**EXERCISE:** Please show all lines of the records that include "user".

**EXERCISE DATA:**
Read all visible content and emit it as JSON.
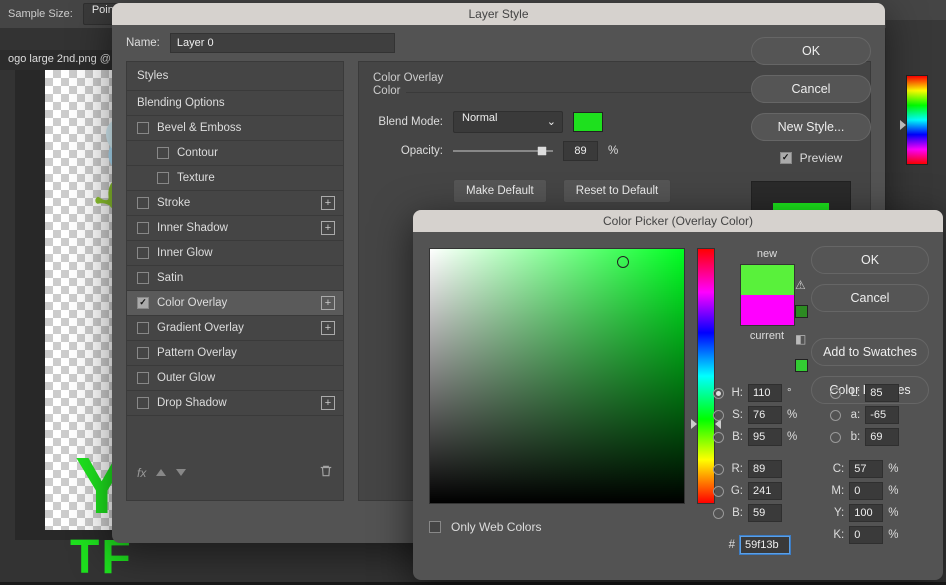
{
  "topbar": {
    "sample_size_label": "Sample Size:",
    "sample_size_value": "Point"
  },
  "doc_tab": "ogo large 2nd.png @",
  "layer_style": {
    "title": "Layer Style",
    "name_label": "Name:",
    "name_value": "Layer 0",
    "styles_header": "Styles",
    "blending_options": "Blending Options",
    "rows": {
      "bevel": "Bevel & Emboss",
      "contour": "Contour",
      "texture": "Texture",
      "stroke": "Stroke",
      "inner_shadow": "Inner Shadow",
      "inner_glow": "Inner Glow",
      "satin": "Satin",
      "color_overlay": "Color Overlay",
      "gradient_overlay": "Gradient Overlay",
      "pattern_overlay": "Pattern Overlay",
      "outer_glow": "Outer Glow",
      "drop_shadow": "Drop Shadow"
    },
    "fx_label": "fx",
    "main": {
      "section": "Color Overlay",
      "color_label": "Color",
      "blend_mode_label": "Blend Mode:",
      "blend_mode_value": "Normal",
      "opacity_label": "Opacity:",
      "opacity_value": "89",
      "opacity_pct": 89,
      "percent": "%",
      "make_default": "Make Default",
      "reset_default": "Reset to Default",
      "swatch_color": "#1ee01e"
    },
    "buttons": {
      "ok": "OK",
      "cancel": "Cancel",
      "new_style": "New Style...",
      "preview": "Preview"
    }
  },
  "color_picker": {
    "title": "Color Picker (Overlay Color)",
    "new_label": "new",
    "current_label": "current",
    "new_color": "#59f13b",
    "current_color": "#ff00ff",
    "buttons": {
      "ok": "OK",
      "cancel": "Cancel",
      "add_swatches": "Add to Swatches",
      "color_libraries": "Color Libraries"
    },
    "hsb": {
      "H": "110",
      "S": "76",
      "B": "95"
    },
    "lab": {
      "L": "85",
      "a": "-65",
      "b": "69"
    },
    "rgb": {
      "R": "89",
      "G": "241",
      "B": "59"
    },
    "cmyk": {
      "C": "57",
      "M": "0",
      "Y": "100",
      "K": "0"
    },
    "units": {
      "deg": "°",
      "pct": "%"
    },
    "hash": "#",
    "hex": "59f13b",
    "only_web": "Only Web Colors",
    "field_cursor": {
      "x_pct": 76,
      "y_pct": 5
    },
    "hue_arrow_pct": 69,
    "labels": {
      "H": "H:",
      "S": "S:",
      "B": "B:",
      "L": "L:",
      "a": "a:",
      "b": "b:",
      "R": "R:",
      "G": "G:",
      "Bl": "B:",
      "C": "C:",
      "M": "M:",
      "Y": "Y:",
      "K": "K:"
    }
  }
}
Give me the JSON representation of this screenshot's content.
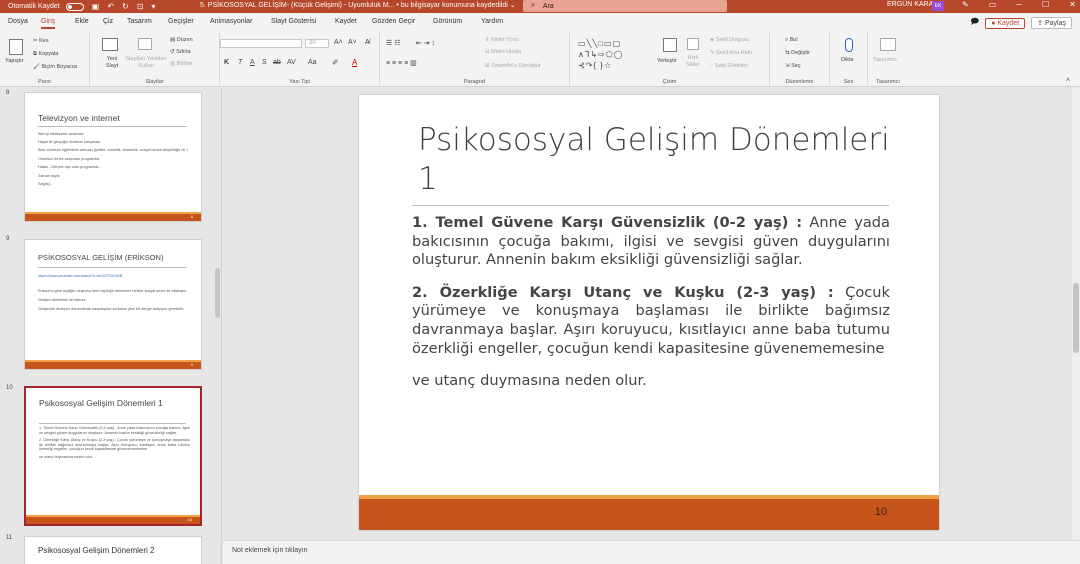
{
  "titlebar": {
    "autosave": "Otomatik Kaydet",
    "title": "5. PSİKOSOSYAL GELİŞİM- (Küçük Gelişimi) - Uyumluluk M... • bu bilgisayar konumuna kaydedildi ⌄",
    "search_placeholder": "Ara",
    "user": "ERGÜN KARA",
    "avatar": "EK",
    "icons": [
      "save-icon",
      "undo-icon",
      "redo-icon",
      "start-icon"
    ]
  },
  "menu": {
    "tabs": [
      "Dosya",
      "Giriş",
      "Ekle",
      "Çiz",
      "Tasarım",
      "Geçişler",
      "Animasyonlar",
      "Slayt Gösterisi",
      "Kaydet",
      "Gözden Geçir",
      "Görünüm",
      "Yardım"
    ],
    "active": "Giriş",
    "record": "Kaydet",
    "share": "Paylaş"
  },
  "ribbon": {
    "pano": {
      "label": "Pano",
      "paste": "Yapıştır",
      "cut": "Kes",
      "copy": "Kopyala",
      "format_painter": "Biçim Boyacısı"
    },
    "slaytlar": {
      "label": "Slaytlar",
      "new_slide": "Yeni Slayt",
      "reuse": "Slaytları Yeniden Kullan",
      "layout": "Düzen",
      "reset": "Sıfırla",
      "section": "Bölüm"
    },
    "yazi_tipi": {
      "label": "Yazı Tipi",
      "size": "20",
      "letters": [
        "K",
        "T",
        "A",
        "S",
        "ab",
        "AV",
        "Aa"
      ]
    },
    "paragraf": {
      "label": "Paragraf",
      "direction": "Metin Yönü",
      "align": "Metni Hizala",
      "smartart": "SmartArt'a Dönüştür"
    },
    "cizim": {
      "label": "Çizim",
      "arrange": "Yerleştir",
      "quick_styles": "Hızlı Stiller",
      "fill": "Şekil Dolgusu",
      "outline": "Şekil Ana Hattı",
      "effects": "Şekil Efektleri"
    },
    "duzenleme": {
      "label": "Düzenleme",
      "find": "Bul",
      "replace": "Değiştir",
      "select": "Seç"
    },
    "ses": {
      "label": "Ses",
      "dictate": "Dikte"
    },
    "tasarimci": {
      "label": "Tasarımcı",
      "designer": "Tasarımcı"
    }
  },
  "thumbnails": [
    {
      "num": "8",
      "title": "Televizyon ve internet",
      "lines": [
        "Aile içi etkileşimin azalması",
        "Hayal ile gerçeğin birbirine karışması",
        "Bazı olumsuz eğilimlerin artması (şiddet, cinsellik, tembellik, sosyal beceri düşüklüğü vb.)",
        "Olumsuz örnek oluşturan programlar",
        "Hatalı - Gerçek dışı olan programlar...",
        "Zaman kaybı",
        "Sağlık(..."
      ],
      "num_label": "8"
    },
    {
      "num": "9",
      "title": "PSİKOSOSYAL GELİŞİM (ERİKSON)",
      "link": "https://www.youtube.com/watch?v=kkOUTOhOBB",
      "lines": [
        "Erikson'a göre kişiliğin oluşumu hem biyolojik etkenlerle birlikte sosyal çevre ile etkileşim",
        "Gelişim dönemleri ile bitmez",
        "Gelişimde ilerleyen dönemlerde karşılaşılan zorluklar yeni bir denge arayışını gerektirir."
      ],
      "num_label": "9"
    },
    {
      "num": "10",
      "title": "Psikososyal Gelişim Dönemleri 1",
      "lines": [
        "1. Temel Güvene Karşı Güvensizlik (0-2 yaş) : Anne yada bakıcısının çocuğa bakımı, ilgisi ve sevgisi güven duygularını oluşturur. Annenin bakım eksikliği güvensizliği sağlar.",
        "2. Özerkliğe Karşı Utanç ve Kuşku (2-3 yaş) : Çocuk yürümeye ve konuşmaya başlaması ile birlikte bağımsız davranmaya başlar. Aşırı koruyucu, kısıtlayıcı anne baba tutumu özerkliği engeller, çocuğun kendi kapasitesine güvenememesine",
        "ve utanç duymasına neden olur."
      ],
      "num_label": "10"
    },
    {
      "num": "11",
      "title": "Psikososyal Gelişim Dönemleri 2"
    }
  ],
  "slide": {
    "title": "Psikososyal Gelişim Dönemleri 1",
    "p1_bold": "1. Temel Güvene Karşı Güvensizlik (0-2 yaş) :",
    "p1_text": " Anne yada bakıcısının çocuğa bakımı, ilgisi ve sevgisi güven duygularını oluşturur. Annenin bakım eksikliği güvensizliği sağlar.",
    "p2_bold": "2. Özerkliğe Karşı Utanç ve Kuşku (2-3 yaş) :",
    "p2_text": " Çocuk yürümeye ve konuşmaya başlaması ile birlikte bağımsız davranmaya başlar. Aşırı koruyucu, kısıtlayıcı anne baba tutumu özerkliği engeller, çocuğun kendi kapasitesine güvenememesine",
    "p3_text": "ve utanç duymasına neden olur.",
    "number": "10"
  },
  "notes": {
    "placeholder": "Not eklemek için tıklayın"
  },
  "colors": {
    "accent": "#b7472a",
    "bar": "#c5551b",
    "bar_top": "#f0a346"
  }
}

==

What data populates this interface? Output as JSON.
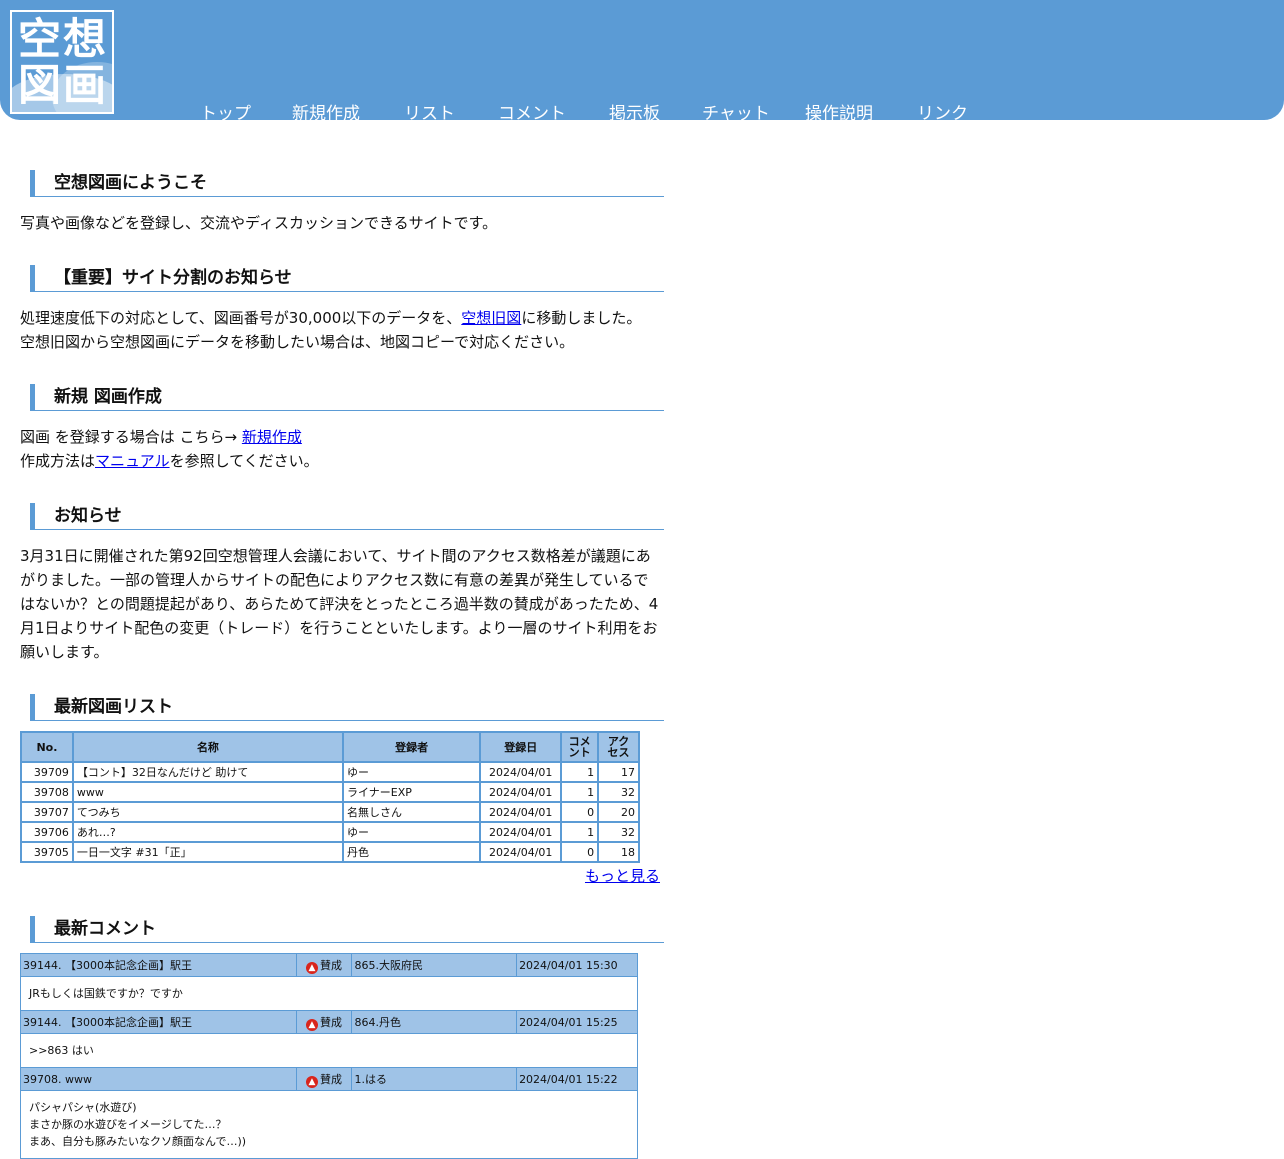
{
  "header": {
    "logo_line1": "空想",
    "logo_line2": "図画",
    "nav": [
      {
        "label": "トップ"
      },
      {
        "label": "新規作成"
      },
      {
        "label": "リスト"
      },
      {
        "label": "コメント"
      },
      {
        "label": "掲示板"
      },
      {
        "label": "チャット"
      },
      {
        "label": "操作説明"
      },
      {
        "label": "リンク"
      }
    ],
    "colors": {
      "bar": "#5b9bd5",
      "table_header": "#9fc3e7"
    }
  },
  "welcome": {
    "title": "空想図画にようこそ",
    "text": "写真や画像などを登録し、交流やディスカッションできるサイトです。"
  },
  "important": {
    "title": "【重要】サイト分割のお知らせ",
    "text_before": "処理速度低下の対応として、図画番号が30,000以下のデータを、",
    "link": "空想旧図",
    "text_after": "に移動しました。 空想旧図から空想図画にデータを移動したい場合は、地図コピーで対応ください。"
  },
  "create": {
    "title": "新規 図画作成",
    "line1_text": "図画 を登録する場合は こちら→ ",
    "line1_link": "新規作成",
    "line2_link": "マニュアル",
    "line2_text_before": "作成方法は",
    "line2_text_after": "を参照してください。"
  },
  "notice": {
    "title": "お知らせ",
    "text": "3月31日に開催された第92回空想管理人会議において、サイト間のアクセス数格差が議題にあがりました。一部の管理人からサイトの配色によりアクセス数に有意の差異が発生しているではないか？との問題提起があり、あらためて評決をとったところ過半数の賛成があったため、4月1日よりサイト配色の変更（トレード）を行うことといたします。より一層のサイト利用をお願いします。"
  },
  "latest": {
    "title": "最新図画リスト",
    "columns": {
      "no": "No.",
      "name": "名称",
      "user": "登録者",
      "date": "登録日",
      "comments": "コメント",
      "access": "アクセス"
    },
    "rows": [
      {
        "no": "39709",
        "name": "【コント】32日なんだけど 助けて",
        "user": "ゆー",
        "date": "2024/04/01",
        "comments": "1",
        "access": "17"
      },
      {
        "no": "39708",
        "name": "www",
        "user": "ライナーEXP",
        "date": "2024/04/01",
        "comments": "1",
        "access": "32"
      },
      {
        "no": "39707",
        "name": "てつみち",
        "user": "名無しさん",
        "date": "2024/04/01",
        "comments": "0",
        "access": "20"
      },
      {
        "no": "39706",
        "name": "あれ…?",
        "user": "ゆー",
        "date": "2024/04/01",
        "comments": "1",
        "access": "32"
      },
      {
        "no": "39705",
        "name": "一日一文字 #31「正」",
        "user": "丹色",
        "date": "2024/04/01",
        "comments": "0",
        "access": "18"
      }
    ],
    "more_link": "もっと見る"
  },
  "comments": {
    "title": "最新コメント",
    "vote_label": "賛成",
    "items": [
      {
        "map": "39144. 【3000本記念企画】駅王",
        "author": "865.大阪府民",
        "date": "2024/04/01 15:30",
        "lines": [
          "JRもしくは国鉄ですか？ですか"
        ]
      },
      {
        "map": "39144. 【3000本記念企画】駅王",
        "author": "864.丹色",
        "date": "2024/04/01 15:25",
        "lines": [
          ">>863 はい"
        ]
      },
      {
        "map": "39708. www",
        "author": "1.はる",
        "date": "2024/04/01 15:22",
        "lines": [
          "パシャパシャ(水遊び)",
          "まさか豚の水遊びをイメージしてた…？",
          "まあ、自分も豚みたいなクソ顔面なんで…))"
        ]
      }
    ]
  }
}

**OUTPUT OF THE EXERCISE:**
    "user": "ERGÜN KARA",
      "user": "登録者",
        "user": "ゆー",
        "user": "ライナーEXP",
        "user": "名無しさん",
        "user": "ゆー",
        "user": "丹色",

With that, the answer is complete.